C++ Question

Reopening a closed file stream

Consider the following code,

auto fin = ifstream("address", ios::binary);
for(auto i = 0; i < N; ++i){
// ....
// read (next) b bytes...
// ....
// Some delay

The code above can't be implemented in the C++ I know, but I'd like to know if it is possible to do so?

Here are my requirements:

  • When reopening the file, there would be no need to pass the parameters (path and mode) again.

  • When reopening the stream, it continues from the point in the stream that it was when got closed.


  • The files I work with are big in size and in a point of time other threads from third party libraries may decide to (re)move them. An open stream will prevent such actions.

  • Continuously reading a big file will slow down the system.

Answer Source

The need

Indeed, a file can't be deleted by another process as long as a stream keeps it open.

I suppose you have already asked yourself these questions, but fo the recors I have to suggest you to think about it:

  • Can't the file be read into (virtual) memory and discarded when no longer needed ?
  • Can't the file processing be pipelined asynchronously, to read it at once and process it without unnecessary delays ?
  • What to do if the file can no longer be opened because it was deleted by the other process ? What to do if the location can't be found, because the file was modified (e.g. shortened) ?
  • If you would have the perfect solution to your issue, what would be the effect if the other process would try to delete the file when it is open (only for a short time, but nevertheless open and blocking the deletion) ?

The solution

Unfortunately, you can't achieve the desired behavior with standard streams. You could emulate it by keeping track of the filename and of the position (and more generally of the state):

   auto mypos = ifs.tellg();  // saves position.  
                              // Should flag be saved as well ? and what about gcount ?


   if (! ifs.is_open()) {
       ifs.open(myfilename, myflags);  // open again !  
       if (! ifs) { 
           // ouch ! file disapeared ==> process error 
       ifs.seekg(mypos);              // restore position 
       if (! ifs) { 
           // ouch ! position no longer reachable  ==> process error 

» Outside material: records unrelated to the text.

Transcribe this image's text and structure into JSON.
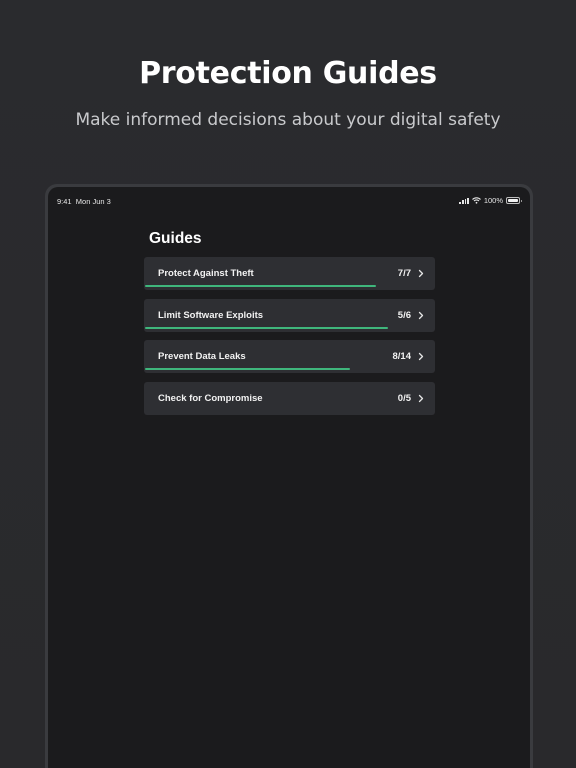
{
  "hero": {
    "title": "Protection Guides",
    "subtitle": "Make informed decisions about your digital safety"
  },
  "status_bar": {
    "time": "9:41",
    "date": "Mon Jun 3",
    "battery": "100%",
    "icons": [
      "signal-icon",
      "wifi-icon",
      "battery-icon"
    ]
  },
  "screen": {
    "title": "Guides",
    "guides": [
      {
        "label": "Protect Against Theft",
        "count": "7/7",
        "progress": 0.8
      },
      {
        "label": "Limit Software Exploits",
        "count": "5/6",
        "progress": 0.84
      },
      {
        "label": "Prevent Data Leaks",
        "count": "8/14",
        "progress": 0.71
      },
      {
        "label": "Check for Compromise",
        "count": "0/5",
        "progress": 0
      }
    ]
  },
  "colors": {
    "accent": "#3fb67c",
    "background": "#2a2b2e",
    "screen": "#1b1b1d",
    "card": "#2e2f33"
  }
}
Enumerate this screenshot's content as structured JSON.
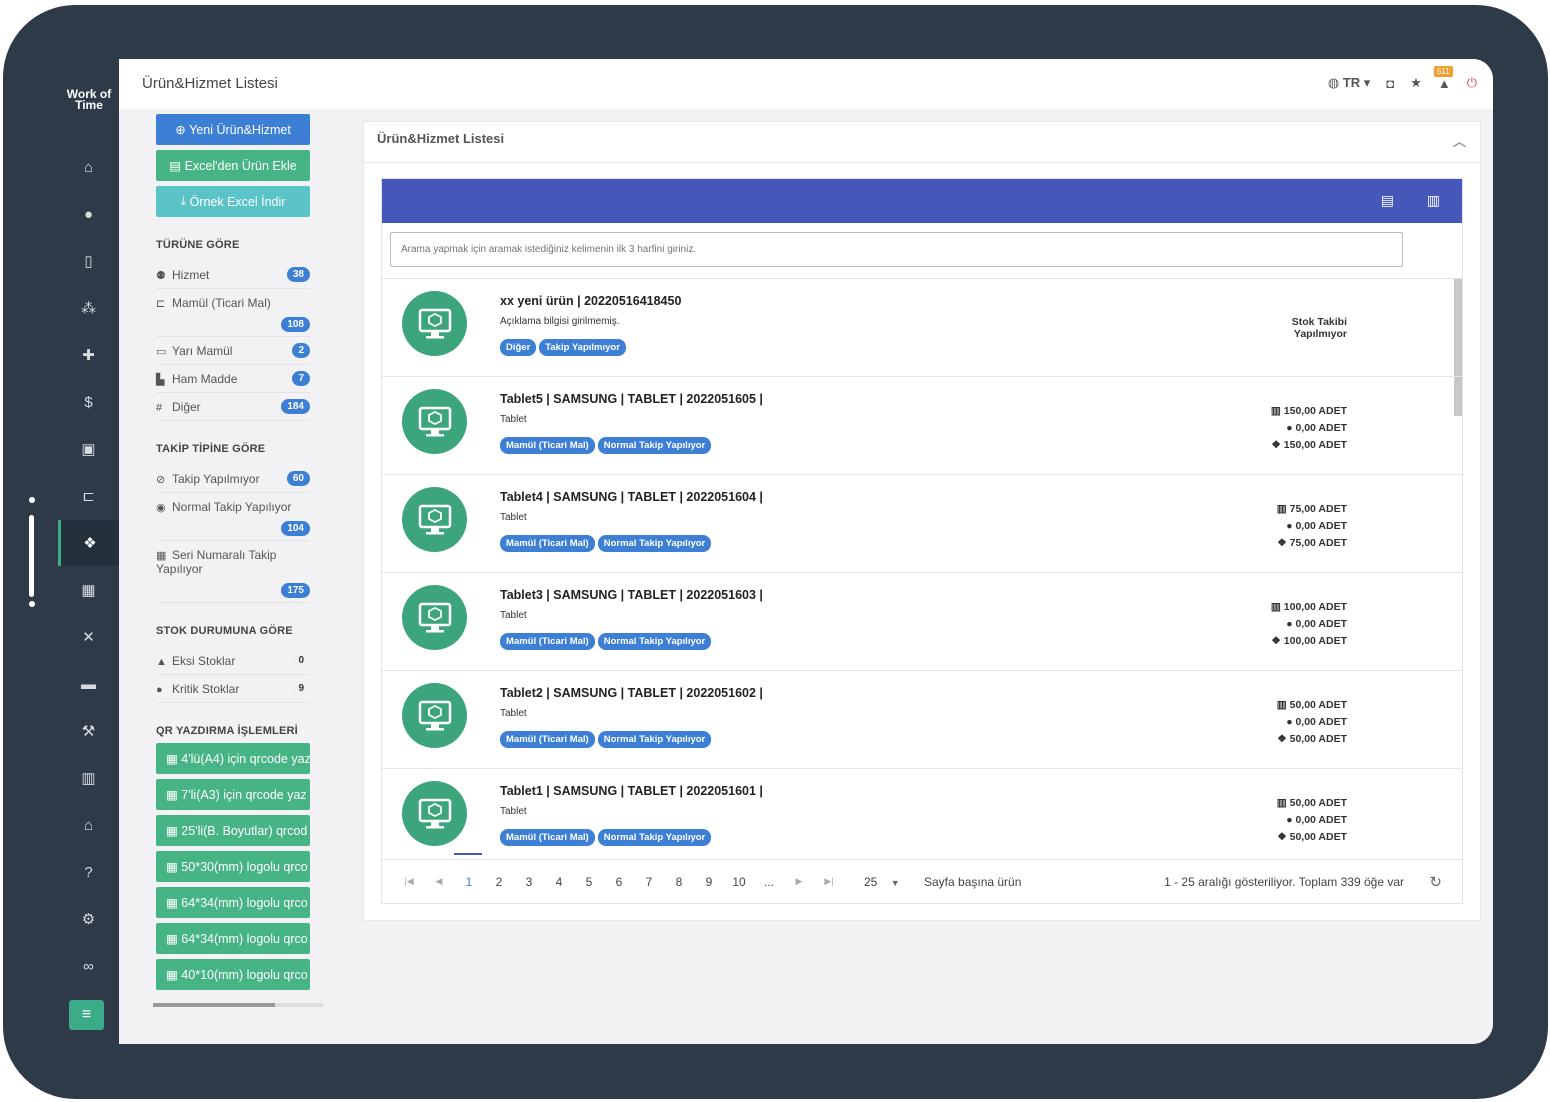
{
  "app": {
    "logo_line1": "Work of",
    "logo_line2": "Time",
    "page_title": "Ürün&Hizmet Listesi"
  },
  "topbar": {
    "lang": "TR",
    "notification_count": "511"
  },
  "actions": {
    "new_label": "Yeni Ürün&Hizmet",
    "excel_import_label": "Excel'den Ürün Ekle",
    "excel_sample_label": "Örnek Excel İndir"
  },
  "filters": {
    "by_type_title": "TÜRÜNE GÖRE",
    "by_type": [
      {
        "label": "Hizmet",
        "count": "38"
      },
      {
        "label": "Mamül (Ticari Mal)",
        "count": "108"
      },
      {
        "label": "Yarı Mamül",
        "count": "2"
      },
      {
        "label": "Ham Madde",
        "count": "7"
      },
      {
        "label": "Diğer",
        "count": "184"
      }
    ],
    "by_tracking_title": "TAKİP TİPİNE GÖRE",
    "by_tracking": [
      {
        "label": "Takip Yapılmıyor",
        "count": "60"
      },
      {
        "label": "Normal Takip Yapılıyor",
        "count": "104"
      },
      {
        "label": "Seri Numaralı Takip Yapılıyor",
        "count": "175"
      }
    ],
    "by_stock_title": "STOK DURUMUNA GÖRE",
    "by_stock": [
      {
        "label": "Eksi Stoklar",
        "count": "0"
      },
      {
        "label": "Kritik Stoklar",
        "count": "9"
      }
    ],
    "qr_title": "QR YAZDIRMA İŞLEMLERİ",
    "qr_buttons": [
      "4'lü(A4) için qrcode yaz",
      "7'li(A3) için qrcode yaz",
      "25'li(B. Boyutlar) qrcod",
      "50*30(mm) logolu qrco",
      "64*34(mm) logolu qrco",
      "64*34(mm) logolu qrco",
      "40*10(mm) logolu qrco"
    ]
  },
  "panel": {
    "title": "Ürün&Hizmet Listesi"
  },
  "search": {
    "placeholder": "Arama yapmak için aramak istediğiniz kelimenin ilk 3 harfini giriniz."
  },
  "products": [
    {
      "name": "xx yeni ürün | 20220516418450",
      "desc": "Açıklama bilgisi girilmemiş.",
      "tags": [
        "Diğer",
        "Takip Yapılmıyor"
      ],
      "stock_none": [
        "Stok Takibi",
        "Yapılmıyor"
      ]
    },
    {
      "name": "Tablet5 | SAMSUNG | TABLET | 2022051605 |",
      "desc": "Tablet",
      "tags": [
        "Mamül (Ticari Mal)",
        "Normal Takip Yapılıyor"
      ],
      "stock": [
        "150,00 ADET",
        "0,00 ADET",
        "150,00 ADET"
      ]
    },
    {
      "name": "Tablet4 | SAMSUNG | TABLET | 2022051604 |",
      "desc": "Tablet",
      "tags": [
        "Mamül (Ticari Mal)",
        "Normal Takip Yapılıyor"
      ],
      "stock": [
        "75,00 ADET",
        "0,00 ADET",
        "75,00 ADET"
      ]
    },
    {
      "name": "Tablet3 | SAMSUNG | TABLET | 2022051603 |",
      "desc": "Tablet",
      "tags": [
        "Mamül (Ticari Mal)",
        "Normal Takip Yapılıyor"
      ],
      "stock": [
        "100,00 ADET",
        "0,00 ADET",
        "100,00 ADET"
      ]
    },
    {
      "name": "Tablet2 | SAMSUNG | TABLET | 2022051602 |",
      "desc": "Tablet",
      "tags": [
        "Mamül (Ticari Mal)",
        "Normal Takip Yapılıyor"
      ],
      "stock": [
        "50,00 ADET",
        "0,00 ADET",
        "50,00 ADET"
      ]
    },
    {
      "name": "Tablet1 | SAMSUNG | TABLET | 2022051601 |",
      "desc": "Tablet",
      "tags": [
        "Mamül (Ticari Mal)",
        "Normal Takip Yapılıyor"
      ],
      "stock": [
        "50,00 ADET",
        "0,00 ADET",
        "50,00 ADET"
      ]
    }
  ],
  "pager": {
    "pages": [
      "1",
      "2",
      "3",
      "4",
      "5",
      "6",
      "7",
      "8",
      "9",
      "10",
      "..."
    ],
    "page_size": "25",
    "page_size_label": "Sayfa başına ürün",
    "info": "1 - 25 aralığı gösteriliyor. Toplam 339 öğe var"
  },
  "colors": {
    "frame": "#2f3a48",
    "accent_green": "#3cab88",
    "grid_toolbar": "#4557b8",
    "primary_blue": "#3d7fd4"
  }
}
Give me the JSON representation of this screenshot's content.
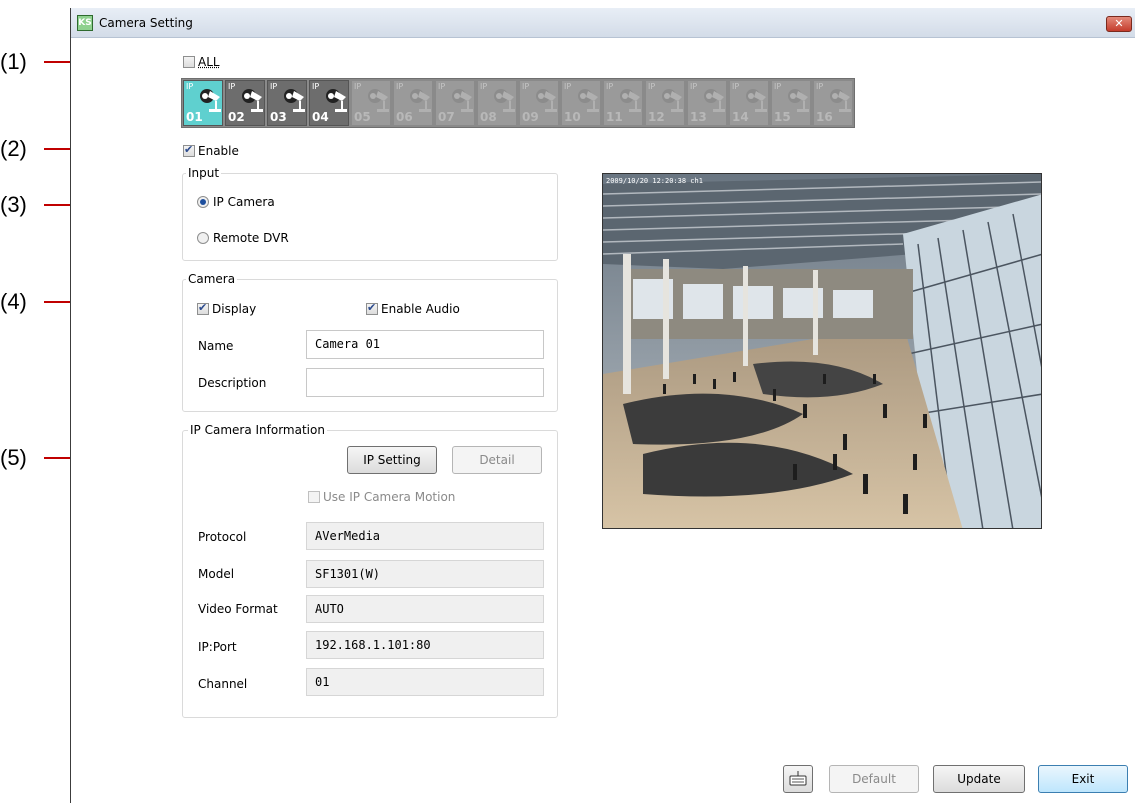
{
  "callouts": [
    "(1)",
    "(2)",
    "(3)",
    "(4)",
    "(5)"
  ],
  "window": {
    "title": "Camera Setting",
    "icon_text": "KS",
    "close_icon": "close-icon"
  },
  "all_checkbox": {
    "label": "ALL",
    "checked": false
  },
  "cameras": [
    {
      "num": "01",
      "tag": "IP",
      "active": true,
      "enabled": true
    },
    {
      "num": "02",
      "tag": "IP",
      "active": false,
      "enabled": true
    },
    {
      "num": "03",
      "tag": "IP",
      "active": false,
      "enabled": true
    },
    {
      "num": "04",
      "tag": "IP",
      "active": false,
      "enabled": true
    },
    {
      "num": "05",
      "tag": "IP",
      "active": false,
      "enabled": false
    },
    {
      "num": "06",
      "tag": "IP",
      "active": false,
      "enabled": false
    },
    {
      "num": "07",
      "tag": "IP",
      "active": false,
      "enabled": false
    },
    {
      "num": "08",
      "tag": "IP",
      "active": false,
      "enabled": false
    },
    {
      "num": "09",
      "tag": "IP",
      "active": false,
      "enabled": false
    },
    {
      "num": "10",
      "tag": "IP",
      "active": false,
      "enabled": false
    },
    {
      "num": "11",
      "tag": "IP",
      "active": false,
      "enabled": false
    },
    {
      "num": "12",
      "tag": "IP",
      "active": false,
      "enabled": false
    },
    {
      "num": "13",
      "tag": "IP",
      "active": false,
      "enabled": false
    },
    {
      "num": "14",
      "tag": "IP",
      "active": false,
      "enabled": false
    },
    {
      "num": "15",
      "tag": "IP",
      "active": false,
      "enabled": false
    },
    {
      "num": "16",
      "tag": "IP",
      "active": false,
      "enabled": false
    }
  ],
  "enable": {
    "label": "Enable",
    "checked": true
  },
  "input": {
    "title": "Input",
    "ip_camera": "IP Camera",
    "remote_dvr": "Remote DVR",
    "selected": "IP Camera"
  },
  "camera": {
    "title": "Camera",
    "display": "Display",
    "enable_audio": "Enable Audio",
    "name_label": "Name",
    "name_value": "Camera 01",
    "description_label": "Description",
    "description_value": ""
  },
  "ipinfo": {
    "title": "IP Camera Information",
    "ip_setting": "IP Setting",
    "detail": "Detail",
    "use_motion": "Use IP Camera Motion",
    "protocol_label": "Protocol",
    "protocol_value": "AVerMedia",
    "model_label": "Model",
    "model_value": "SF1301(W)",
    "video_format_label": "Video Format",
    "video_format_value": "AUTO",
    "ipport_label": "IP:Port",
    "ipport_value": "192.168.1.101:80",
    "channel_label": "Channel",
    "channel_value": "01"
  },
  "preview": {
    "timestamp": "2009/10/20 12:20:38 ch1"
  },
  "footer": {
    "keyboard_icon": "keyboard-icon",
    "default": "Default",
    "update": "Update",
    "exit": "Exit"
  },
  "colors": {
    "callout_line": "#c00000",
    "active_tile": "#5fd0cf",
    "accent": "#1e4f9e"
  }
}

Of course, you wouldn't like to repeat this code ever and ever. And it would not be so nice having all the sudden a lot of global variables to keep track of the stream's state. But you could very easily encapsulate it in a wrapper class that would take care of saving and restoring the stream's state using existing standard operations.